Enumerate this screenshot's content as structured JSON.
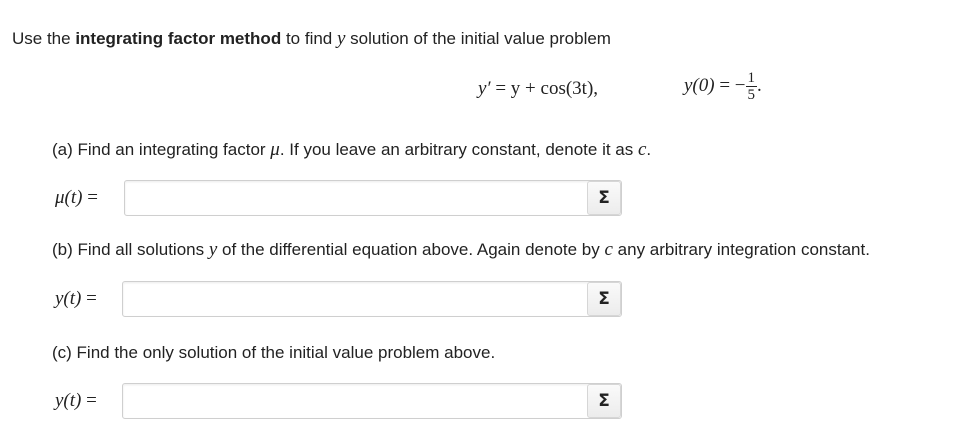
{
  "intro": {
    "prefix": "Use the ",
    "bold": "integrating factor method",
    "middle": " to find ",
    "var": "y",
    "suffix": " solution of the initial value problem"
  },
  "equation": {
    "ode_lhs": "y′",
    "ode_rhs": " = y + cos(3t),",
    "ic_lhs": "y(0)",
    "ic_eq": " = −",
    "ic_num": "1",
    "ic_den": "5",
    "ic_end": "."
  },
  "part_a": {
    "text_1": "(a) Find an integrating factor ",
    "mu": "μ",
    "text_2": ". If you leave an arbitrary constant, denote it as ",
    "c": "c",
    "text_3": ".",
    "label_fn": "μ(t)",
    "label_eq": " =",
    "input_value": "",
    "sigma": "Σ"
  },
  "part_b": {
    "text_1": "(b) Find all solutions ",
    "y": "y",
    "text_2": " of the differential equation above. Again denote by ",
    "c": "c",
    "text_3": " any arbitrary integration constant.",
    "label_fn": "y(t)",
    "label_eq": " =",
    "input_value": "",
    "sigma": "Σ"
  },
  "part_c": {
    "text": "(c) Find the only solution of the initial value problem above.",
    "label_fn": "y(t)",
    "label_eq": " =",
    "input_value": "",
    "sigma": "Σ"
  }
}
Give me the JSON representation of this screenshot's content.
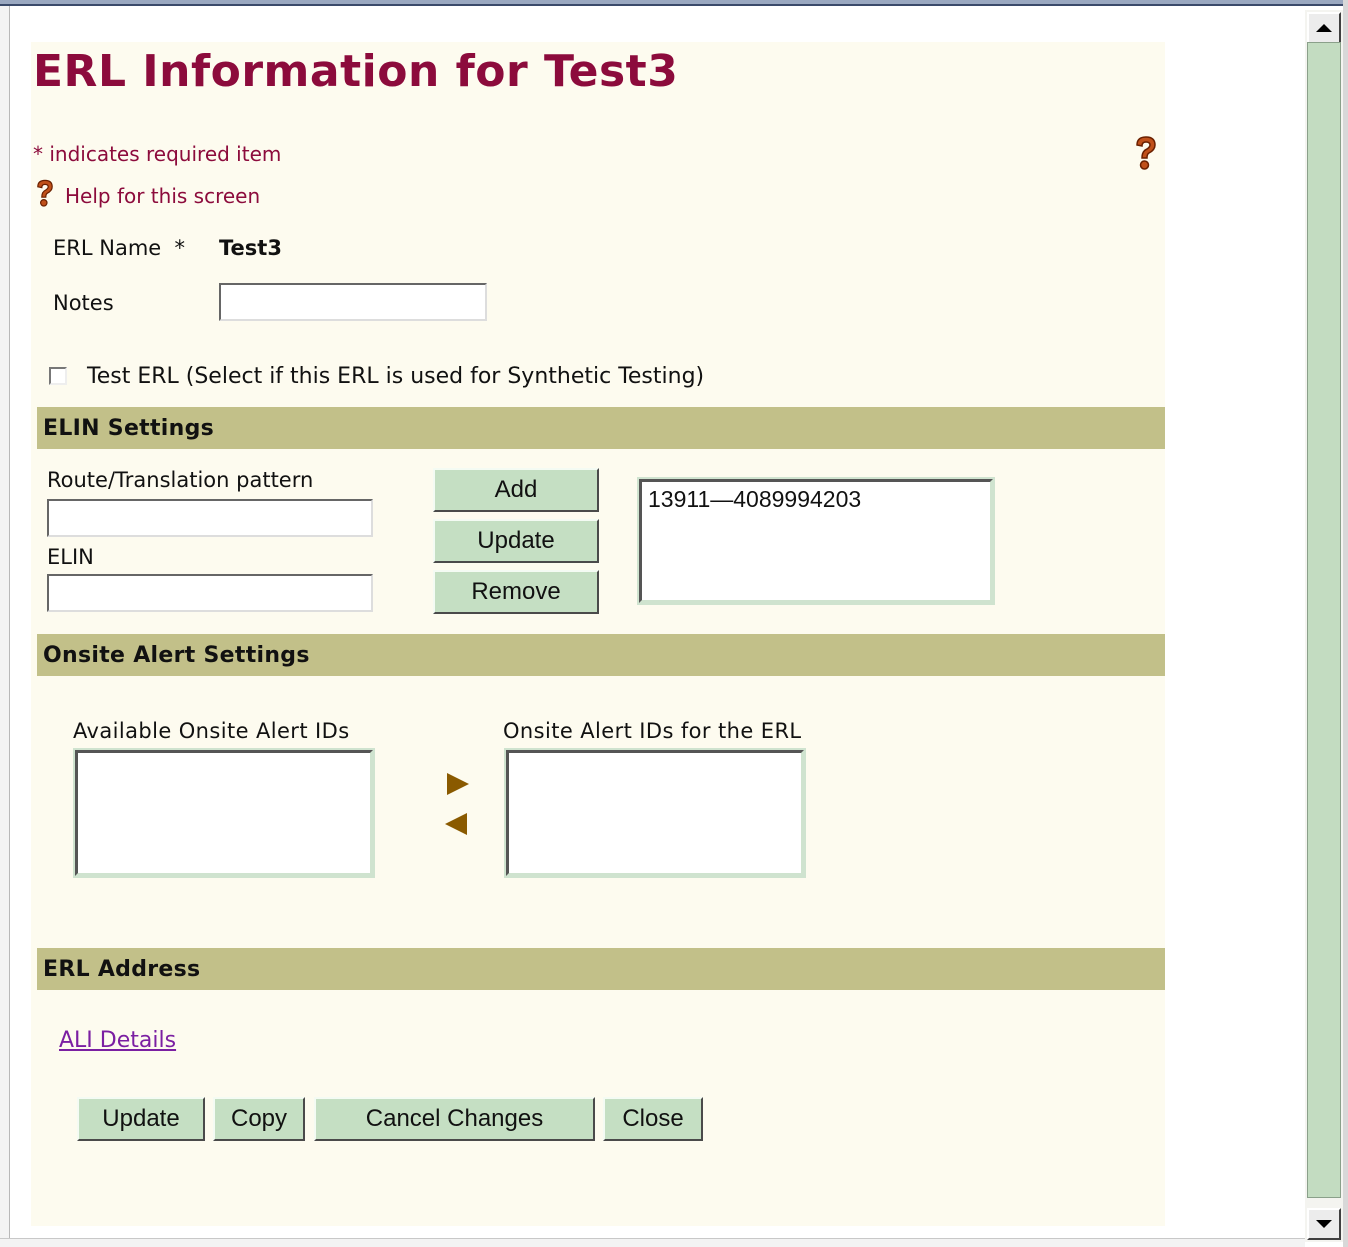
{
  "page": {
    "title": "ERL Information for Test3",
    "required_note": "* indicates required item",
    "help_link": "Help for this screen"
  },
  "form": {
    "erl_name_label": "ERL Name  *",
    "erl_name_value": "Test3",
    "notes_label": "Notes",
    "notes_value": "",
    "test_erl_label": "Test ERL (Select if this ERL is used for Synthetic Testing)",
    "test_erl_checked": false
  },
  "elin_settings": {
    "header": "ELIN Settings",
    "route_label": "Route/Translation pattern",
    "route_value": "",
    "elin_label": "ELIN",
    "elin_value": "",
    "buttons": {
      "add": "Add",
      "update": "Update",
      "remove": "Remove"
    },
    "list_items": [
      "13911—4089994203"
    ]
  },
  "onsite_alert_settings": {
    "header": "Onsite Alert Settings",
    "available_label": "Available Onsite Alert IDs",
    "selected_label": "Onsite Alert IDs for the ERL",
    "available_items": [],
    "selected_items": []
  },
  "erl_address": {
    "header": "ERL Address",
    "ali_link": "ALI Details"
  },
  "actions": {
    "update": "Update",
    "copy": "Copy",
    "cancel": "Cancel Changes",
    "close": "Close"
  },
  "colors": {
    "title": "#8c0b3c",
    "section_header_bg": "#c2c089",
    "page_bg": "#fdfbef",
    "button_bg": "#c5dfc3",
    "link": "#7b1fa2"
  },
  "icons": {
    "help_top_right": "help-question-icon",
    "help_inline": "help-question-icon",
    "move_right": "arrow-right-icon",
    "move_left": "arrow-left-icon"
  }
}
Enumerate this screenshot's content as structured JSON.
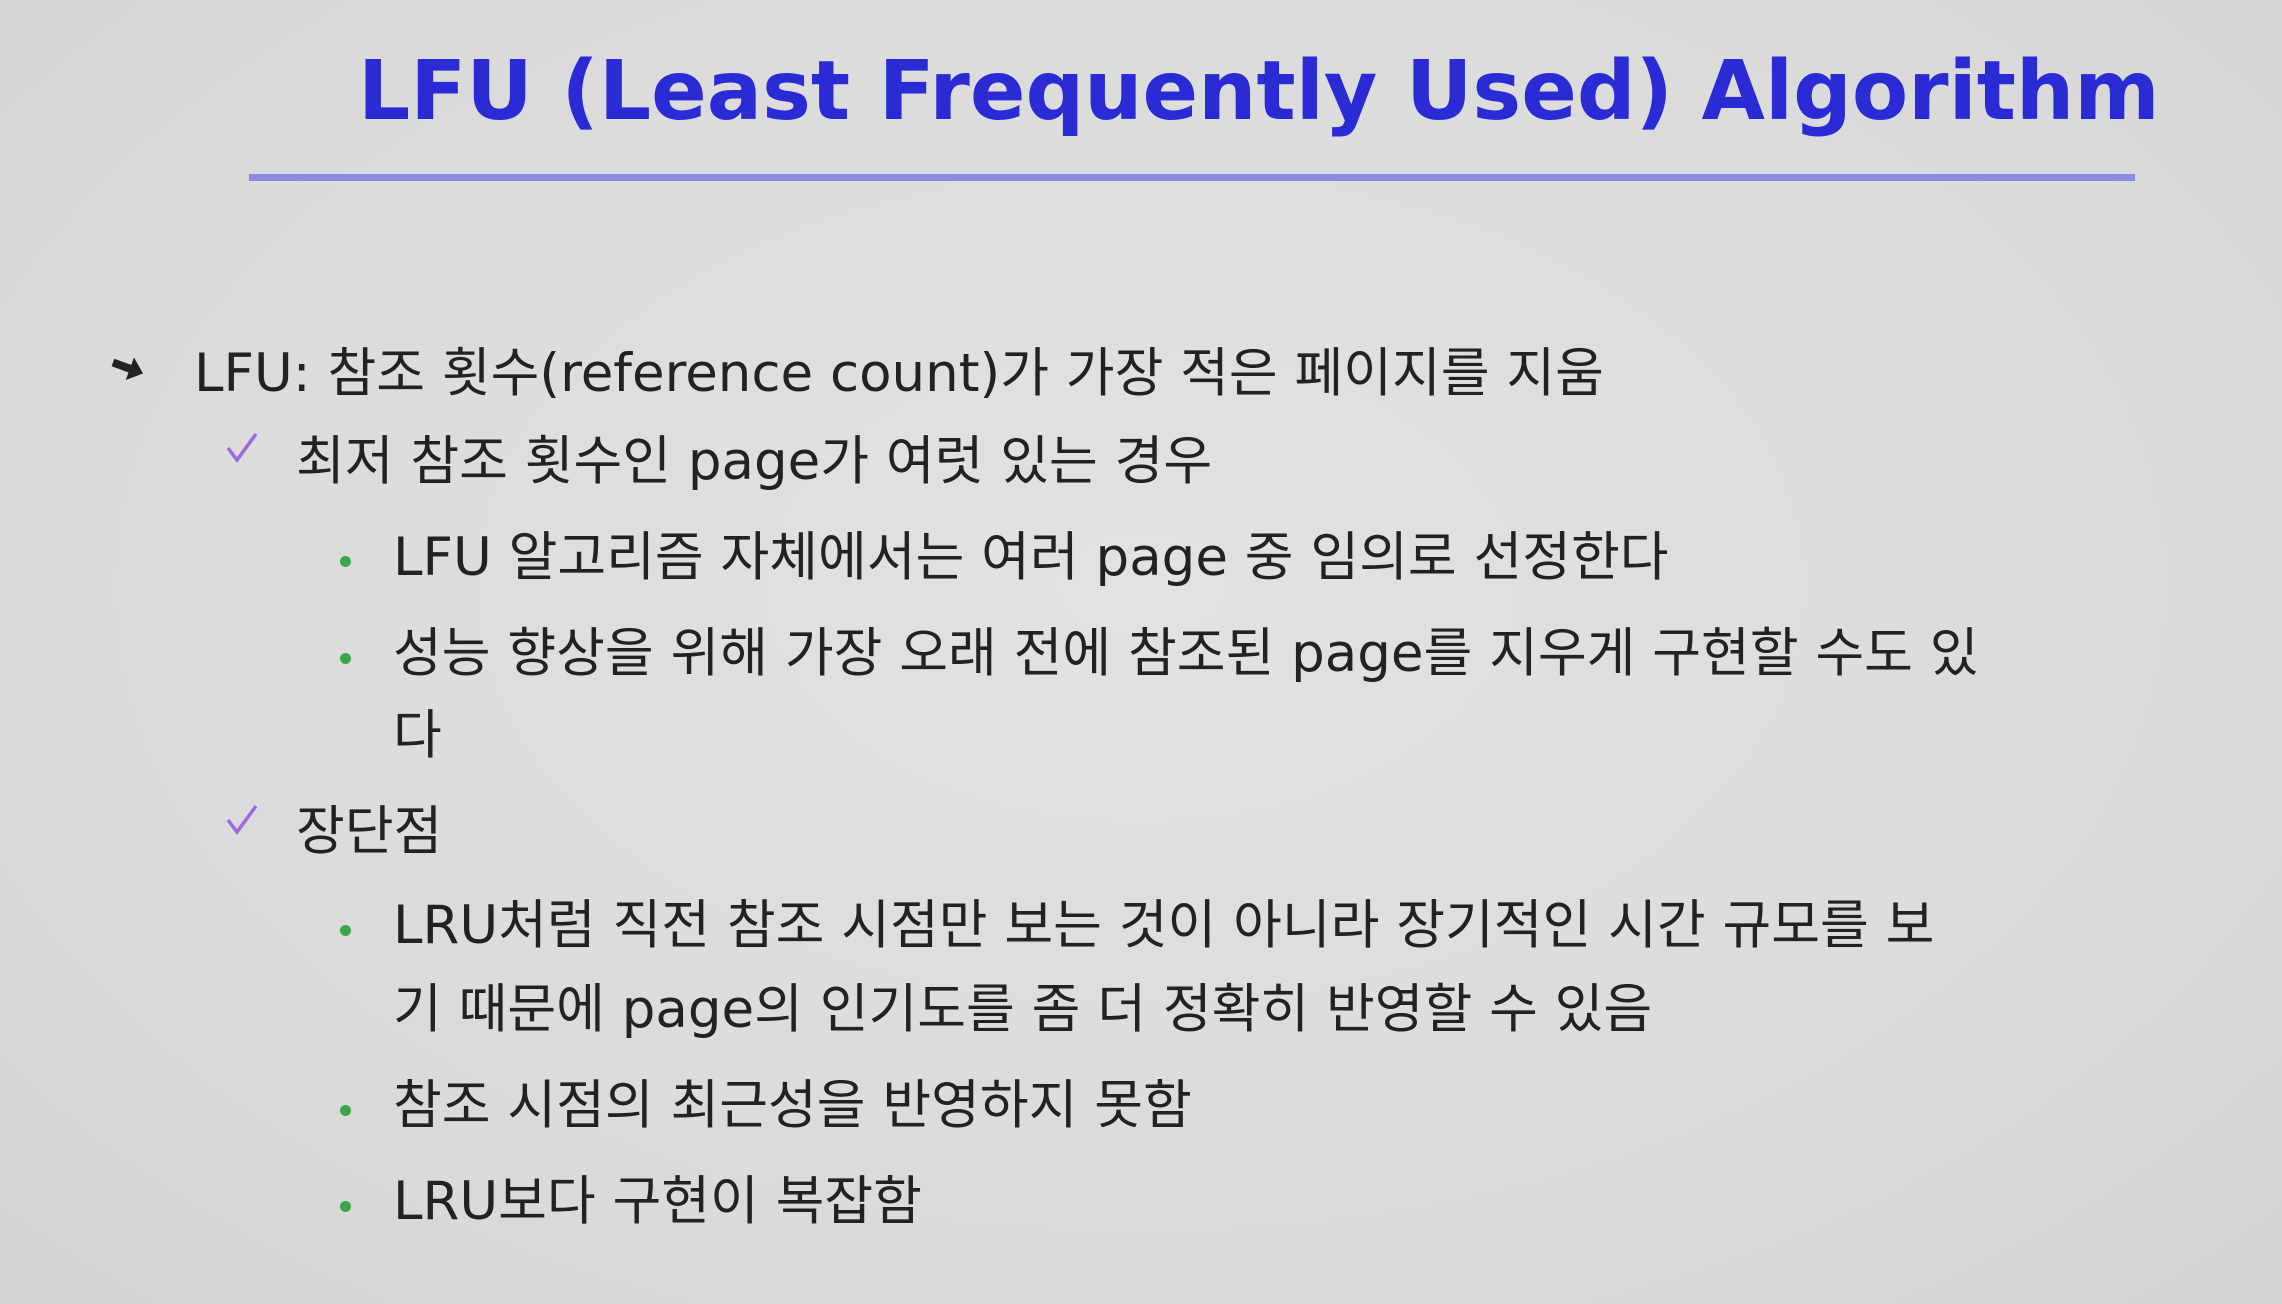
{
  "slide": {
    "title": "LFU (Least Frequently Used) Algorithm",
    "level1": {
      "text": "LFU: 참조 횟수(reference count)가 가장 적은 페이지를 지움"
    },
    "sub1": {
      "text": "최저 참조 횟수인 page가 여럿 있는 경우",
      "bullets": [
        "LFU 알고리즘 자체에서는 여러 page 중 임의로 선정한다",
        "성능 향상을 위해 가장 오래 전에 참조된 page를 지우게 구현할 수도 있",
        "다"
      ]
    },
    "sub2": {
      "text": "장단점",
      "bullets": [
        "LRU처럼 직전 참조 시점만 보는 것이 아니라 장기적인 시간 규모를 보",
        "기 때문에 page의 인기도를 좀 더 정확히 반영할 수 있음",
        "참조 시점의 최근성을 반영하지 못함",
        "LRU보다 구현이 복잡함"
      ]
    },
    "icons": {
      "level1_bullet": "arrow-bullet-icon",
      "sub_bullet": "checkmark-icon",
      "item_bullet": "green-dot-icon"
    },
    "colors": {
      "title": "#2b2bd6",
      "rule": "#8a8ae0",
      "check": "#9a6adf",
      "dot": "#3aa84a",
      "background": "#dcdcdc"
    }
  }
}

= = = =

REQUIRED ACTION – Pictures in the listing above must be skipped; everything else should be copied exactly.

RESULT BELOW –
Enumerate this screenshot's content as structured JSON.
{
  "intro": {
    "prefix": "Use the ",
    "bold": "integrating factor method",
    "middle": " to find ",
    "var": "y",
    "suffix": " solution of the initial value problem"
  },
  "equation": {
    "ode_lhs": "y′",
    "ode_rhs": " = y + cos(3t),",
    "ic_lhs": "y(0)",
    "ic_eq": " = −",
    "ic_num": "1",
    "ic_den": "5",
    "ic_end": "."
  },
  "part_a": {
    "text_1": "(a) Find an integrating factor ",
    "mu": "μ",
    "text_2": ". If you leave an arbitrary constant, denote it as ",
    "c": "c",
    "text_3": ".",
    "label_fn": "μ(t)",
    "label_eq": " =",
    "input_value": "",
    "sigma": "Σ"
  },
  "part_b": {
    "text_1": "(b) Find all solutions ",
    "y": "y",
    "text_2": " of the differential equation above. Again denote by ",
    "c": "c",
    "text_3": " any arbitrary integration constant.",
    "label_fn": "y(t)",
    "label_eq": " =",
    "input_value": "",
    "sigma": "Σ"
  },
  "part_c": {
    "text": "(c) Find the only solution of the initial value problem above.",
    "label_fn": "y(t)",
    "label_eq": " =",
    "input_value": "",
    "sigma": "Σ"
  }
}
Give me the JSON representation of this screenshot's content.
{
  "page": {
    "title": "ERL Information for Test3",
    "required_note": "* indicates required item",
    "help_link": "Help for this screen"
  },
  "form": {
    "erl_name_label": "ERL Name  *",
    "erl_name_value": "Test3",
    "notes_label": "Notes",
    "notes_value": "",
    "test_erl_label": "Test ERL (Select if this ERL is used for Synthetic Testing)",
    "test_erl_checked": false
  },
  "elin_settings": {
    "header": "ELIN Settings",
    "route_label": "Route/Translation pattern",
    "route_value": "",
    "elin_label": "ELIN",
    "elin_value": "",
    "buttons": {
      "add": "Add",
      "update": "Update",
      "remove": "Remove"
    },
    "list_items": [
      "13911—4089994203"
    ]
  },
  "onsite_alert_settings": {
    "header": "Onsite Alert Settings",
    "available_label": "Available Onsite Alert IDs",
    "selected_label": "Onsite Alert IDs for the ERL",
    "available_items": [],
    "selected_items": []
  },
  "erl_address": {
    "header": "ERL Address",
    "ali_link": "ALI Details"
  },
  "actions": {
    "update": "Update",
    "copy": "Copy",
    "cancel": "Cancel Changes",
    "close": "Close"
  },
  "colors": {
    "title": "#8c0b3c",
    "section_header_bg": "#c2c089",
    "page_bg": "#fdfbef",
    "button_bg": "#c5dfc3",
    "link": "#7b1fa2"
  },
  "icons": {
    "help_top_right": "help-question-icon",
    "help_inline": "help-question-icon",
    "move_right": "arrow-right-icon",
    "move_left": "arrow-left-icon"
  }
}
Enumerate this screenshot's content as structured JSON.
{
  "slide": {
    "title": "LFU (Least Frequently Used) Algorithm",
    "level1": {
      "text": "LFU: 참조 횟수(reference count)가 가장 적은 페이지를 지움"
    },
    "sub1": {
      "text": "최저 참조 횟수인 page가 여럿 있는 경우",
      "bullets": [
        "LFU 알고리즘 자체에서는 여러 page 중 임의로 선정한다",
        "성능 향상을 위해 가장 오래 전에 참조된 page를 지우게 구현할 수도 있",
        "다"
      ]
    },
    "sub2": {
      "text": "장단점",
      "bullets": [
        "LRU처럼 직전 참조 시점만 보는 것이 아니라 장기적인 시간 규모를 보",
        "기 때문에 page의 인기도를 좀 더 정확히 반영할 수 있음",
        "참조 시점의 최근성을 반영하지 못함",
        "LRU보다 구현이 복잡함"
      ]
    },
    "icons": {
      "level1_bullet": "arrow-bullet-icon",
      "sub_bullet": "checkmark-icon",
      "item_bullet": "green-dot-icon"
    },
    "colors": {
      "title": "#2b2bd6",
      "rule": "#8a8ae0",
      "check": "#9a6adf",
      "dot": "#3aa84a",
      "background": "#dcdcdc"
    }
  }
}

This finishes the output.